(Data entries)
*** Begin section ***

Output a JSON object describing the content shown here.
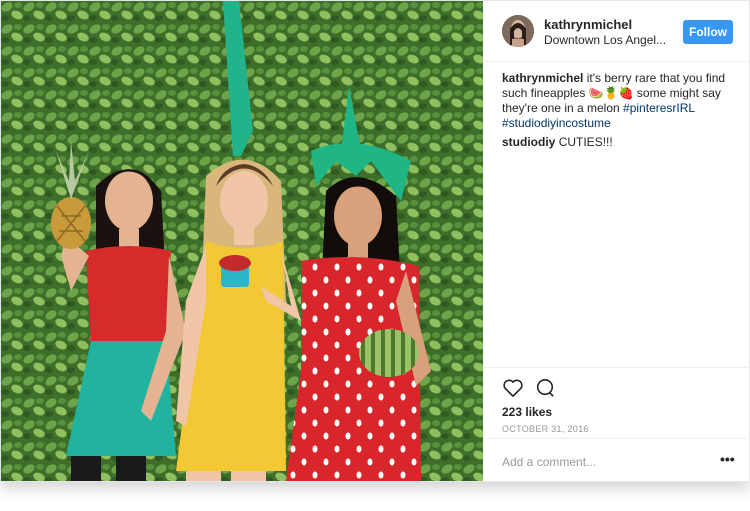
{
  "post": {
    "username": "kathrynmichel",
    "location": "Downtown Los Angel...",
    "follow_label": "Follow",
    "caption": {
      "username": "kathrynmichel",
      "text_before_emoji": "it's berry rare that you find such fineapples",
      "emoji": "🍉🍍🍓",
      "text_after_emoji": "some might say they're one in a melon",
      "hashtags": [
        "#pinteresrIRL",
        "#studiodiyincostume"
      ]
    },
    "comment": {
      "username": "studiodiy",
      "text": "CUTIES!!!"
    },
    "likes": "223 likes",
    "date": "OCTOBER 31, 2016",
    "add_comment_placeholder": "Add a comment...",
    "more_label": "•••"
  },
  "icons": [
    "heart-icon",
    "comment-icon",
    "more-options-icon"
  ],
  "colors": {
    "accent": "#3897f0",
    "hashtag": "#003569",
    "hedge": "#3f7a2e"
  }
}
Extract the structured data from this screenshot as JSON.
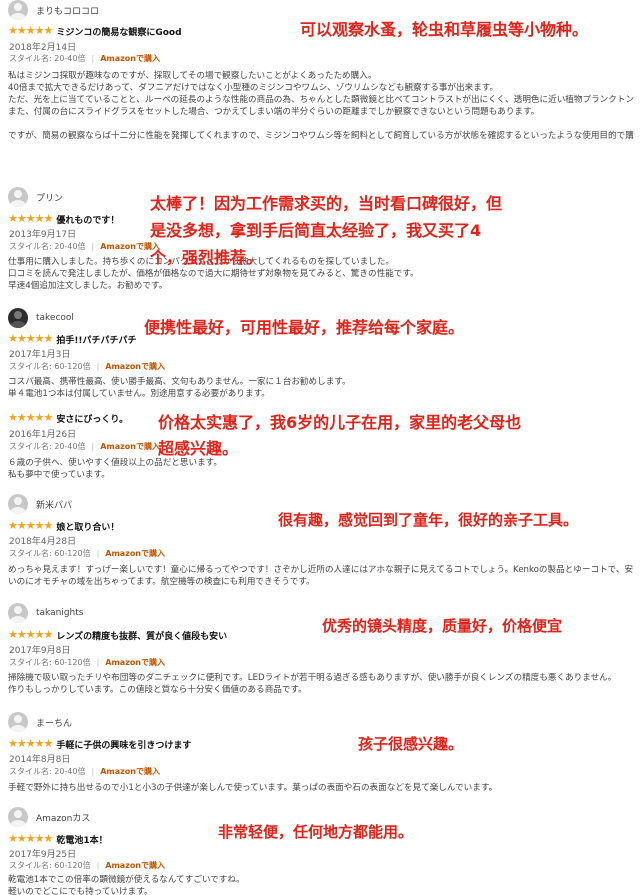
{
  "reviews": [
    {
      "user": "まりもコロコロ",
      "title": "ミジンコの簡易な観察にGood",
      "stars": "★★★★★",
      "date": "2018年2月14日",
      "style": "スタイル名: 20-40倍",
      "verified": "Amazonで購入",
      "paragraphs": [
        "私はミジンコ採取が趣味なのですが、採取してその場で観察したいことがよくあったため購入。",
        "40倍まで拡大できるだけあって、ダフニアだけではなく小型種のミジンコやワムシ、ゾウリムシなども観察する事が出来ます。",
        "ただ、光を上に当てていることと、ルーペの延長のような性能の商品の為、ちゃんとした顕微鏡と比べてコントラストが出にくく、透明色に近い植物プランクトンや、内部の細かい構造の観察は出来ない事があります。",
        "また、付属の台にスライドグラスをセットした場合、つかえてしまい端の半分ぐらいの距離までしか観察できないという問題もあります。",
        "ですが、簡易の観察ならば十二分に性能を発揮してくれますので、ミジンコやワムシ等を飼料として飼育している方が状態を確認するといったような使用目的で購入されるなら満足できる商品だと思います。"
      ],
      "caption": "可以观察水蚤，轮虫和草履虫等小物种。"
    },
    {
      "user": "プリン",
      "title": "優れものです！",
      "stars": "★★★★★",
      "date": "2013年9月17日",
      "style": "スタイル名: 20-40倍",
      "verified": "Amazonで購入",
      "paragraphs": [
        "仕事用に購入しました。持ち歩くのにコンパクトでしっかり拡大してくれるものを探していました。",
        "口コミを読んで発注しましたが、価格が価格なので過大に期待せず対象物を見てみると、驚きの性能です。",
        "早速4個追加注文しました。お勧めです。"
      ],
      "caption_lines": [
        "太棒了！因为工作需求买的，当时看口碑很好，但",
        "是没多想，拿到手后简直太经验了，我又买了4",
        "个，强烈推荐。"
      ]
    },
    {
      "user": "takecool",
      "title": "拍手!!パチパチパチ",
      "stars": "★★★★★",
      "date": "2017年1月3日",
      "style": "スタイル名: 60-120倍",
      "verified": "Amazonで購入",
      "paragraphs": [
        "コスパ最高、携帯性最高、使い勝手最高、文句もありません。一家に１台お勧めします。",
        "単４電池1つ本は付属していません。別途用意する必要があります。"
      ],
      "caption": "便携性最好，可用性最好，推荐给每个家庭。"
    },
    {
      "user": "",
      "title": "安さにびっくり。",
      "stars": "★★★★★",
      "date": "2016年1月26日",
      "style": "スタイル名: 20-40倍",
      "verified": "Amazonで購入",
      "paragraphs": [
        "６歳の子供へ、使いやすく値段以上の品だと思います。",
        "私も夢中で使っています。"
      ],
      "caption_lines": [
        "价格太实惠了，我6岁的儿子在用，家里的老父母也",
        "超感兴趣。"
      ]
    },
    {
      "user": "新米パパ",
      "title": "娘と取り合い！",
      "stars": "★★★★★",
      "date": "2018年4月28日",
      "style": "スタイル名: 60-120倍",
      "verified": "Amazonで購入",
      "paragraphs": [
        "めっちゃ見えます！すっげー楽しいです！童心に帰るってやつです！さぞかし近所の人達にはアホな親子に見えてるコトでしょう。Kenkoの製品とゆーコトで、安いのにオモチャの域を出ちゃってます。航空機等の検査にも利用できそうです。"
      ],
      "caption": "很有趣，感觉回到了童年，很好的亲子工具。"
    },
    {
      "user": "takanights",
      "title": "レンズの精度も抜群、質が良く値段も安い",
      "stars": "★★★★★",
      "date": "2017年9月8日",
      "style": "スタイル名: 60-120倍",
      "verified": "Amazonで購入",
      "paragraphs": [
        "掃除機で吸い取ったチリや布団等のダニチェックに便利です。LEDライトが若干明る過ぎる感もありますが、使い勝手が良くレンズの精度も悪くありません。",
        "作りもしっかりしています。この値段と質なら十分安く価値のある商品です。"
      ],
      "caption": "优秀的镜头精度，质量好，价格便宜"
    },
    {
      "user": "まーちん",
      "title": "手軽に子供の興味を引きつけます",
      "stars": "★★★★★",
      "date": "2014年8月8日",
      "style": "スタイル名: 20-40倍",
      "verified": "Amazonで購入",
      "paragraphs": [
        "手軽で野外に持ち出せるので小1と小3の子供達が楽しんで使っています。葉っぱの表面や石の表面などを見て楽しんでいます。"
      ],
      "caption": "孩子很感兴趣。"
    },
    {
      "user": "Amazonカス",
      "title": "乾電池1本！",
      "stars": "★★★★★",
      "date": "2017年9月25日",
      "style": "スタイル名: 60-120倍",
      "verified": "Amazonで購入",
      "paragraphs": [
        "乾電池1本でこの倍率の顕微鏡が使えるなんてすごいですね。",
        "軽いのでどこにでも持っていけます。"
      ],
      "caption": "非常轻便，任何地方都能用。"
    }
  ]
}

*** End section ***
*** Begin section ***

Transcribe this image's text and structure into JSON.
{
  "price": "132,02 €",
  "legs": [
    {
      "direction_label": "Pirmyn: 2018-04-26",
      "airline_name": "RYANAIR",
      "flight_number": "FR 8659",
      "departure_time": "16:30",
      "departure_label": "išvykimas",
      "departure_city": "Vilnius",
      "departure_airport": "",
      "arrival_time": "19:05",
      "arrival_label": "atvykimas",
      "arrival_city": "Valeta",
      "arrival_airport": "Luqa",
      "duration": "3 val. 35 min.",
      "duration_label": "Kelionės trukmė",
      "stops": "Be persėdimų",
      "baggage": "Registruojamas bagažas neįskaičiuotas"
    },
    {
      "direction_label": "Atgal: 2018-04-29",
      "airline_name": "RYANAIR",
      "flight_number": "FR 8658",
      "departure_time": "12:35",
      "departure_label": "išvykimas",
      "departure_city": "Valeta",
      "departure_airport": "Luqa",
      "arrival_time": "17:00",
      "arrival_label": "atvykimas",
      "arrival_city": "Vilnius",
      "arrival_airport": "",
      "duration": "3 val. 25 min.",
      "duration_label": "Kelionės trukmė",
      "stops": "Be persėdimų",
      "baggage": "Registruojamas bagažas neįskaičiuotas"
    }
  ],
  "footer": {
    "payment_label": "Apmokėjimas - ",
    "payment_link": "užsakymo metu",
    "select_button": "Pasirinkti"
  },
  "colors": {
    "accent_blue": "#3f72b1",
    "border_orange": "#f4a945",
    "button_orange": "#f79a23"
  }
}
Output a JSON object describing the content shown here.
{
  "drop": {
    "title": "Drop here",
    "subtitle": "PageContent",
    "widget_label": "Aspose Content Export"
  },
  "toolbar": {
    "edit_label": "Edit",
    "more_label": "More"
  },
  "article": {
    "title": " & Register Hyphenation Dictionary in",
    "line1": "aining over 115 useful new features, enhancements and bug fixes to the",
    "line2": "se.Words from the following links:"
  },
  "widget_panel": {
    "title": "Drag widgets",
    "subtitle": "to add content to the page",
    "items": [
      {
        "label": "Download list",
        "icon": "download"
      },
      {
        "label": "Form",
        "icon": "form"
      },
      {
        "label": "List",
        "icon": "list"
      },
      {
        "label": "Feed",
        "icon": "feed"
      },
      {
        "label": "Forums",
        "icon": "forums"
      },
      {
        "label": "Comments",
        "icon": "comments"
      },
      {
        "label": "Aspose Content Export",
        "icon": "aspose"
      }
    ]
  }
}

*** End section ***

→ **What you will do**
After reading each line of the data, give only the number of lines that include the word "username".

→ **Exercise output**
3